A vision history of the child is a good place to start. Finding out if the child is struggling in school or finding out what they do (hobbies) and then making the connection for the parents defines what you prescribe/recommend. Children are much more accepting of glasses today, almost looking forward to wearing glasses, especially when they see other kids and celebrities with cool sunglasses or trendy looks.


In addition to exploring the right decisions for children's eyewear, the study asked parents, “In your opinion, does your child understand the importance of taking proper care of his or her eyeglasses?” After all, eyeglasses can be a substantial investment, and habits for how well they're cared for start young. This research confirmed several areas where eyecare professionals could play a greater role in parent education, including care for eyewear.

Despite 78 percent of respondents saying they think their children understand the importance of taking care of their eyeglasses, the majority of parents have noticed issues suggesting the opposite.


More than half of the parents surveyed said that their kids dropped, mishandled or improperly cleaned their eyeglasses or didn't use a case.

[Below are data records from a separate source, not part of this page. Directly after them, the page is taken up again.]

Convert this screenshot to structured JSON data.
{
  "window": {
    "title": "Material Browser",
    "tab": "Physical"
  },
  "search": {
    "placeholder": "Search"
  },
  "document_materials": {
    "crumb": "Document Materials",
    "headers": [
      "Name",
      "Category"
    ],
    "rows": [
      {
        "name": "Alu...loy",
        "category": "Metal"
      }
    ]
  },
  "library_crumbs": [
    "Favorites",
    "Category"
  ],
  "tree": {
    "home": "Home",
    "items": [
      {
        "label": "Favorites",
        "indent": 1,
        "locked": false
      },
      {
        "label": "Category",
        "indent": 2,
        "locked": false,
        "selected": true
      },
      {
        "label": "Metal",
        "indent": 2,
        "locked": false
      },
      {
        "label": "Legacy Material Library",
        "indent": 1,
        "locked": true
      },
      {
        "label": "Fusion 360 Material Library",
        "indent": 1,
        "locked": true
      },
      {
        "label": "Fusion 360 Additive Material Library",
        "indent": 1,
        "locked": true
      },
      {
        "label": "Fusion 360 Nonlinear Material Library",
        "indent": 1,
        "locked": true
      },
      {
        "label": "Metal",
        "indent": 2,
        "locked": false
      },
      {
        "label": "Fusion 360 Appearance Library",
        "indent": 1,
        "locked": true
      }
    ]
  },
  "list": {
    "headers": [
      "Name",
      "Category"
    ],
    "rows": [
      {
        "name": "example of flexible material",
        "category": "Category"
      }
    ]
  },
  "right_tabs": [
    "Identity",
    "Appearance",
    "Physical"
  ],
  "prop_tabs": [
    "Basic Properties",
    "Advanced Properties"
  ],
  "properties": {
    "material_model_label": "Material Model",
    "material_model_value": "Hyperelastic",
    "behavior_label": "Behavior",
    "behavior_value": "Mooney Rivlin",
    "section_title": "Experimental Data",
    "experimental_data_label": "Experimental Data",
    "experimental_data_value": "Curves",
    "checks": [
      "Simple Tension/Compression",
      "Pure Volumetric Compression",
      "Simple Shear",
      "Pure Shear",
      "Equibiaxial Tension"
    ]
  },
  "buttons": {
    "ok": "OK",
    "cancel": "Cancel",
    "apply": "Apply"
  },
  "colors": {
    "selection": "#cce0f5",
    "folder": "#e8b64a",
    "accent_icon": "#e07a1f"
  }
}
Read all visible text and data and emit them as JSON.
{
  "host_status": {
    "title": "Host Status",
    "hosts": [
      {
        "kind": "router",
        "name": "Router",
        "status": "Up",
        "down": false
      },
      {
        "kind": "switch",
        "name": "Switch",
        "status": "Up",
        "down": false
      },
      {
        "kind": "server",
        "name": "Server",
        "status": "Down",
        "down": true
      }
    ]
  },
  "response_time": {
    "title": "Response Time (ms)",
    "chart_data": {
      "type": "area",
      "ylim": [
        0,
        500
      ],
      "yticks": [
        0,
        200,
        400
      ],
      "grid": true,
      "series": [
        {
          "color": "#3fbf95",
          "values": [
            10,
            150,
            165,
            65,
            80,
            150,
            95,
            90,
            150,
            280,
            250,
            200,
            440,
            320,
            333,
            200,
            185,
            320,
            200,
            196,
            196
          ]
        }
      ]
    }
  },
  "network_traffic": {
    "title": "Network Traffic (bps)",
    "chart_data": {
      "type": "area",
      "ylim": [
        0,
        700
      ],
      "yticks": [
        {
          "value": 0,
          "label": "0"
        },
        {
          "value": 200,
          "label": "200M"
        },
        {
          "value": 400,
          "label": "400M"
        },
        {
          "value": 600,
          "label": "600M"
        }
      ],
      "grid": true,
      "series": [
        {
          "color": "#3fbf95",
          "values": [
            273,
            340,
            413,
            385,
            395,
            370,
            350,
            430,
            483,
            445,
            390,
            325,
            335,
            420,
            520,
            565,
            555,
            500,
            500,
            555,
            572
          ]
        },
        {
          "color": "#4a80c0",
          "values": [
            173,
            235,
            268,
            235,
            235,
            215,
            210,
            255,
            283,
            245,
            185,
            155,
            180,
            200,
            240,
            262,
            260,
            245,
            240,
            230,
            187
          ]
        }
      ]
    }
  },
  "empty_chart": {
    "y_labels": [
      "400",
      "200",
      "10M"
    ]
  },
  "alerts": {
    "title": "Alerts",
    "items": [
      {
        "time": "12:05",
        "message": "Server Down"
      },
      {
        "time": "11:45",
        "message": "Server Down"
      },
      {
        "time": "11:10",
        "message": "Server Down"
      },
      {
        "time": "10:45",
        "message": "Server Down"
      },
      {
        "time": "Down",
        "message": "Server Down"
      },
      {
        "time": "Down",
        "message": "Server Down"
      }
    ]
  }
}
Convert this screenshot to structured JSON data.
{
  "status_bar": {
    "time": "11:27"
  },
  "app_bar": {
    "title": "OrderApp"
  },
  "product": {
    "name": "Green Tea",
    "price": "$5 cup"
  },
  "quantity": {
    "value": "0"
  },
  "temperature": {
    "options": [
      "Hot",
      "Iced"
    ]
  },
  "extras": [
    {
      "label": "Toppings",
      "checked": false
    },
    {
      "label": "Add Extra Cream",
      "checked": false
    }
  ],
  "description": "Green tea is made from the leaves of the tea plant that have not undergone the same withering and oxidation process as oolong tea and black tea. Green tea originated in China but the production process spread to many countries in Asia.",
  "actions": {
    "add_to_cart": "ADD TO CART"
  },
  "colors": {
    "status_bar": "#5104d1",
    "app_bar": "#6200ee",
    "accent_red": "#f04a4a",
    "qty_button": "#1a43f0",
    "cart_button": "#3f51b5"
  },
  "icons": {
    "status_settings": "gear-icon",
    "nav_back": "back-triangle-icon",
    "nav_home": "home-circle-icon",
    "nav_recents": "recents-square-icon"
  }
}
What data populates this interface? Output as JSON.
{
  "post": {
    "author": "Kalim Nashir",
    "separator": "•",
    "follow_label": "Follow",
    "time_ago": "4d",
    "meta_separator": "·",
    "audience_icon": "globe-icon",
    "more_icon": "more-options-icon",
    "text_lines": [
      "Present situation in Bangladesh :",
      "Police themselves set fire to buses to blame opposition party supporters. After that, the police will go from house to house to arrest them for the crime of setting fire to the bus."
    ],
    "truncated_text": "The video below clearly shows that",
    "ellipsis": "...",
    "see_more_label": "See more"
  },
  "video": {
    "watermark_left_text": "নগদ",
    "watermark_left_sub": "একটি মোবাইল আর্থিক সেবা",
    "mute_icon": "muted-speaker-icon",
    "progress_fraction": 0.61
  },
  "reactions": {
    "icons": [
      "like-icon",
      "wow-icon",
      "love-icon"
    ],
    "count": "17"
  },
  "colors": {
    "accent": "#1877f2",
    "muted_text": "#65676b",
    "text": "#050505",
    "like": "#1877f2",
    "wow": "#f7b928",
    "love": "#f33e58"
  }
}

Not keeping glasses on or getting them scratched or dirty gets in the way of good visual information. If kids can't see well through their glasses, they think glasses aren't working.

Not using the right case, keeping glasses in a soft case at the bottom of a backpack or no case at all will place frames out of adjustment and make wearing less comfortable. What should parents do?

Unfortunately, only 41 percent of respondents said they were very satisfied with the amount of education their eyecare professional provided to their child on the proper way to care for their eyeglasses, suggesting that more than half felt their eyecare professionals could have done more.

In addition to being taught the proper way to care for eyeglasses, parents should also understand the options available for making lenses more durable, like scratch-resistant lenses and AR coatings. Combined, they prevent scratches and dirt buildup.


Add a short lens care discussion as part of the exam process, then re-do it at the end of the dispensing process. Ask patients to echo back instructions, adding in humor for kids. In your office, highlight the importance of the doctor speaking directly to kids, especially when they are getting their first pair of glasses. Develop a script that doctors, techs and opticians know for consistency in communications.

Use a personalized care bag (like at the dentist) that includes advice, a bottle of spray cleaner, towelettes in individually sealed packets and a schedule for cleaning (e.g., every morning just after brushing their teeth).

Encourage children to return with eyewear periodically (for instance, every six months) to check on how well their eyewear is performing. Is it being cared for, and if not does it need to be readjusted? Even if frames don't need to be readjusted and the eyewear is performing well, a visit such as this may reinforce compliance with care instructions. Be sure to tell patients to come back for frame adjustments whenever needed. A well-adjusted pair of glasses also lasts longer. For new prescriptions, have them come back in about eight weeks to readjust the glasses, as learning to use them and understanding what's comfortable may take a little time.


To promote children's eye health, it is essential to engage their parents. Parents are the gatekeepers to their children's eyecare, controlling how often and whether children visit their eye doctor. Providing information to parents on the latest lens options for children—such as Trivex lenses with anti-reflective coatings—and encouraging proper care of their children's eyewear will create comfort and confidence for the buying process. With frames that fit well and remain in adjustment, and lenses that are safe, clear and comfortable to wear, the glasses will deliver exactly what the doctor intended.

Healthy habits start young, so proper education of parents—and therefore their children—can influence how well a child sees for a lifetime.